Florida Gov. Ron DeSantis is planning a series of trips to Illinois to convince businesses to move to the Sunshine State.
DeSantis recently told the Enterprise Florida board about the recruitment effort. He the deep pension debt in Illinois and Chicago make them unattractive places for businesses.
“Warren Buffett said recently to be wary of investing in states like Illinois that, quite frankly, are digging themselves a deeper hole and really have no way out in terms of their fiscal outlook, their pension obligations,” DeSantis said. “That is going to impact the viability of investing.”
As governor, DeSantis leads Enterprise Florida, a public-private partnership focused on economic development in the state.

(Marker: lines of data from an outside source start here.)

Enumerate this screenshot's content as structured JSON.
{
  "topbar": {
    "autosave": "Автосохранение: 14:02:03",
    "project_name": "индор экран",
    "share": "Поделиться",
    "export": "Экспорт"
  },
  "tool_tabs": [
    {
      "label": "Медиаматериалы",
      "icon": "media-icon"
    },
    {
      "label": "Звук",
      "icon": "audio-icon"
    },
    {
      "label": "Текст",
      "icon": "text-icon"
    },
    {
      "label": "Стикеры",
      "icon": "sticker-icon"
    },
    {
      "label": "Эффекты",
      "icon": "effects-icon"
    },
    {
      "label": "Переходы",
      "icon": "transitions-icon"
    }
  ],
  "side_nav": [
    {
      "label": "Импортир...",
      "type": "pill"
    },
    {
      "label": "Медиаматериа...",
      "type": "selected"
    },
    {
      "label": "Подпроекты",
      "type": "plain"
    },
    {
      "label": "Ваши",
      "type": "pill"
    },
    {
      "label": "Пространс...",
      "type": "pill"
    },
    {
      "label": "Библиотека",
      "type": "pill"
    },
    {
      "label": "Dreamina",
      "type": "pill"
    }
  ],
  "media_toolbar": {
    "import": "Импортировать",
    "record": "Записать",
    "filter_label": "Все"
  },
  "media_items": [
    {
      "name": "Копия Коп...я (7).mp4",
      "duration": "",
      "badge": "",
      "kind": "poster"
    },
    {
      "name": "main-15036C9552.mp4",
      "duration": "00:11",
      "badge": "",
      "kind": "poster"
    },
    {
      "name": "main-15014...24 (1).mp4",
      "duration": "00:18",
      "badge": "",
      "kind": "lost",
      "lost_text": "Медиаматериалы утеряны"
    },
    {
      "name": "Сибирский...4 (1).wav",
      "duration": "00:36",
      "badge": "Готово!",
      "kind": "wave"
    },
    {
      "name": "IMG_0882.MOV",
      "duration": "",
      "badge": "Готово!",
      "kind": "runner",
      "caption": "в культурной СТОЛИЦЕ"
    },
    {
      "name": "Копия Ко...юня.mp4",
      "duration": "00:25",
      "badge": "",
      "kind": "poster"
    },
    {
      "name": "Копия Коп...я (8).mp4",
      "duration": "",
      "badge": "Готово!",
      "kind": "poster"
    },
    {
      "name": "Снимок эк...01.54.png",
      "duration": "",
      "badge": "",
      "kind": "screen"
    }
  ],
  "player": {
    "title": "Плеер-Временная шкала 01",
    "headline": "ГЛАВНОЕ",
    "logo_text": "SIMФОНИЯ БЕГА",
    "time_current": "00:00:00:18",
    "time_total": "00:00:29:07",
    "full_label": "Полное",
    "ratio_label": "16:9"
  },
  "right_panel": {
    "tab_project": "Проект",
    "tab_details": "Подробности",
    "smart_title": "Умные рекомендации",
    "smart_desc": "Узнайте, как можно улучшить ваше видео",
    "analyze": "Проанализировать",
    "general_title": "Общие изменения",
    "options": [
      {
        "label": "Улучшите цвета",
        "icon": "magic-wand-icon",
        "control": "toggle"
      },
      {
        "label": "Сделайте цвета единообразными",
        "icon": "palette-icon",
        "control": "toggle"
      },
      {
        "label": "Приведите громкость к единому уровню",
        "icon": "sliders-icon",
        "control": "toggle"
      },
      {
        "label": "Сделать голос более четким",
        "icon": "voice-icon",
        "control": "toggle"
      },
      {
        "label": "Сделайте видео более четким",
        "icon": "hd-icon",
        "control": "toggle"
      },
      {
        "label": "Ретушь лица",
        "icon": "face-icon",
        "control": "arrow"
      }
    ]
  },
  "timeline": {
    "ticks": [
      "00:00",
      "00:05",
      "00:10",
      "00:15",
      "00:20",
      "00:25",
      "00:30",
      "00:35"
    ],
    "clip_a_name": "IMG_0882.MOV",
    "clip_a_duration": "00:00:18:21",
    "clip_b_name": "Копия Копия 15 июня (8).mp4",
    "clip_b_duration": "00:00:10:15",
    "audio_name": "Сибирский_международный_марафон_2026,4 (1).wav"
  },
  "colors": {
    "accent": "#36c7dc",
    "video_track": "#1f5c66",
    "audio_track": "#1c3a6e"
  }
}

He announced plans to take envoys from Florida to the Chicago area, hoping to draw businesses away from Illinois.
Other states also have come to Chicago and other parts of Illinois to try to bring businesses back with them.
A migration study by Lending Tree found Florida’s relatively low property taxes and lack of an income tax were the main drivers behind the state’s projection to add 330,000 people a year and top 30 million in total population by 2030.
According to Census Bureau data from 2011 to 2017, Florida was one of the states where the most Illinois residents moved to, second only to Wisconsin and Indiana.
Census data showed Florida gained more residents from other states than any other state in the nation in 2018, gaining more than 130,000 people in the 12 months that ended in July.
In February, DeSantis also went to New York to pitch the state’s business-friendly regulatory environment, meeting with financial industry chieftains in Manhattan, including executives with TIAA, Macquarie, Biggins Lacy Shapiro & Co. LLC, BDO, JPMorgan Chase and DTCC.
“I want companies and institutions in the financial and banking sector, including commercial banks, investment banks, hedge funds, FinTech and international financial institutions to know that Florida is a place where businesses can do well without having to face some of the political hostility that they deal with in other parts of the country,” he said in a statement outlining his corporate recruitment goals. “Our posture here is one of welcoming, not one of demagoguery and prejudice.”
The Manhattan tour prompted New York Gov. Andrew Cuomo to partially blame Florida for his state’s $2.3 billion budget deficit, quipping in February that the Sunshine State was “stealing” financial services corporations and wealthy residents away from his state.
Which prompted DeSantis to reply: “I'm not stealing anybody – you are driving people away."